Return the data below in full, exactly as it stands.
= = =
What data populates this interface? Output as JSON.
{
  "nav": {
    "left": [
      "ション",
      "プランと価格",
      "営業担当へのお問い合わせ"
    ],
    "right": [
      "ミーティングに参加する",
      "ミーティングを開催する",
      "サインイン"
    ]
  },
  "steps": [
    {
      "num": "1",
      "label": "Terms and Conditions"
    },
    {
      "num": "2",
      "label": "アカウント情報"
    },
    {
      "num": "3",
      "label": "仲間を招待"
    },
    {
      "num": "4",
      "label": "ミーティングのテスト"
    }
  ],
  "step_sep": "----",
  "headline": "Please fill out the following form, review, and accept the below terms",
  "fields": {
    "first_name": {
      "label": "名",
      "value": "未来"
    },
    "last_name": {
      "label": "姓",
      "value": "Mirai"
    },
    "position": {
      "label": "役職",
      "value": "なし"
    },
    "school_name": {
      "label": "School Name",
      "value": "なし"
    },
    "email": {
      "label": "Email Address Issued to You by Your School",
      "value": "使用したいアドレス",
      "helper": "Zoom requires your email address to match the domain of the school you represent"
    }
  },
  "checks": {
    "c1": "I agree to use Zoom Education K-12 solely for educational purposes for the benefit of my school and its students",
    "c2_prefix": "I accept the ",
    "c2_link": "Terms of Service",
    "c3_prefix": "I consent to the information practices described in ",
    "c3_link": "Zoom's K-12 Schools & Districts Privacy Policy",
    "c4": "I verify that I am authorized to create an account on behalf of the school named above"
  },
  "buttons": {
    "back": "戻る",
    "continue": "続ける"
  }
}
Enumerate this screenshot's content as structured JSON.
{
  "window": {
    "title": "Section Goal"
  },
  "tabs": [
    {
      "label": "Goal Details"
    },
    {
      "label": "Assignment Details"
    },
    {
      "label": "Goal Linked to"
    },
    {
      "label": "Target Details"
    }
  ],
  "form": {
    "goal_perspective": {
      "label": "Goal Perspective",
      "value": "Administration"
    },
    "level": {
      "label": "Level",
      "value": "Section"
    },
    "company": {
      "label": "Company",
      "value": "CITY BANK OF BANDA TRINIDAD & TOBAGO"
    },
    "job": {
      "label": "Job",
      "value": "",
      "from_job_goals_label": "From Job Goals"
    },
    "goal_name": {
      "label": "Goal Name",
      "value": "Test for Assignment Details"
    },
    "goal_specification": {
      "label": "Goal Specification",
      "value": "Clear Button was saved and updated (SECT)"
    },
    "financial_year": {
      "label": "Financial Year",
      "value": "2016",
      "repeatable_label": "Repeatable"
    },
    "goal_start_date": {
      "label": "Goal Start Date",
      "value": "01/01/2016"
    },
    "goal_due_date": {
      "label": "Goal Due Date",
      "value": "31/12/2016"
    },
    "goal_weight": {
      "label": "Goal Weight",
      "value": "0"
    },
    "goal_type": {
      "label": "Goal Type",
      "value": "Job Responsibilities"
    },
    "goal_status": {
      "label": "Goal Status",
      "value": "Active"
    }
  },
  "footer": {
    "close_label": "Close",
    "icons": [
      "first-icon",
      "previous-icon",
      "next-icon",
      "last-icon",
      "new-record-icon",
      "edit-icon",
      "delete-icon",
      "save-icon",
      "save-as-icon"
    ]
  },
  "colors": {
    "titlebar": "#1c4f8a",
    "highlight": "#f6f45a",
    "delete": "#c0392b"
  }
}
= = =
ANSWER FOR THIS EXERCISE:
What data populates this interface? Output as JSON.
{
  "nav": {
    "left": [
      "ション",
      "プランと価格",
      "営業担当へのお問い合わせ"
    ],
    "right": [
      "ミーティングに参加する",
      "ミーティングを開催する",
      "サインイン"
    ]
  },
  "steps": [
    {
      "num": "1",
      "label": "Terms and Conditions"
    },
    {
      "num": "2",
      "label": "アカウント情報"
    },
    {
      "num": "3",
      "label": "仲間を招待"
    },
    {
      "num": "4",
      "label": "ミーティングのテスト"
    }
  ],
  "step_sep": "----",
  "headline": "Please fill out the following form, review, and accept the below terms",
  "fields": {
    "first_name": {
      "label": "名",
      "value": "未来"
    },
    "last_name": {
      "label": "姓",
      "value": "Mirai"
    },
    "position": {
      "label": "役職",
      "value": "なし"
    },
    "school_name": {
      "label": "School Name",
      "value": "なし"
    },
    "email": {
      "label": "Email Address Issued to You by Your School",
      "value": "使用したいアドレス",
      "helper": "Zoom requires your email address to match the domain of the school you represent"
    }
  },
  "checks": {
    "c1": "I agree to use Zoom Education K-12 solely for educational purposes for the benefit of my school and its students",
    "c2_prefix": "I accept the ",
    "c2_link": "Terms of Service",
    "c3_prefix": "I consent to the information practices described in ",
    "c3_link": "Zoom's K-12 Schools & Districts Privacy Policy",
    "c4": "I verify that I am authorized to create an account on behalf of the school named above"
  },
  "buttons": {
    "back": "戻る",
    "continue": "続ける"
  }
}
Enumerate this screenshot's content as structured JSON.
{
  "window": {
    "title": "Section Goal"
  },
  "tabs": [
    {
      "label": "Goal Details"
    },
    {
      "label": "Assignment Details"
    },
    {
      "label": "Goal Linked to"
    },
    {
      "label": "Target Details"
    }
  ],
  "form": {
    "goal_perspective": {
      "label": "Goal Perspective",
      "value": "Administration"
    },
    "level": {
      "label": "Level",
      "value": "Section"
    },
    "company": {
      "label": "Company",
      "value": "CITY BANK OF BANDA TRINIDAD & TOBAGO"
    },
    "job": {
      "label": "Job",
      "value": "",
      "from_job_goals_label": "From Job Goals"
    },
    "goal_name": {
      "label": "Goal Name",
      "value": "Test for Assignment Details"
    },
    "goal_specification": {
      "label": "Goal Specification",
      "value": "Clear Button was saved and updated (SECT)"
    },
    "financial_year": {
      "label": "Financial Year",
      "value": "2016",
      "repeatable_label": "Repeatable"
    },
    "goal_start_date": {
      "label": "Goal Start Date",
      "value": "01/01/2016"
    },
    "goal_due_date": {
      "label": "Goal Due Date",
      "value": "31/12/2016"
    },
    "goal_weight": {
      "label": "Goal Weight",
      "value": "0"
    },
    "goal_type": {
      "label": "Goal Type",
      "value": "Job Responsibilities"
    },
    "goal_status": {
      "label": "Goal Status",
      "value": "Active"
    }
  },
  "footer": {
    "close_label": "Close",
    "icons": [
      "first-icon",
      "previous-icon",
      "next-icon",
      "last-icon",
      "new-record-icon",
      "edit-icon",
      "delete-icon",
      "save-icon",
      "save-as-icon"
    ]
  },
  "colors": {
    "titlebar": "#1c4f8a",
    "highlight": "#f6f45a",
    "delete": "#c0392b"
  }
}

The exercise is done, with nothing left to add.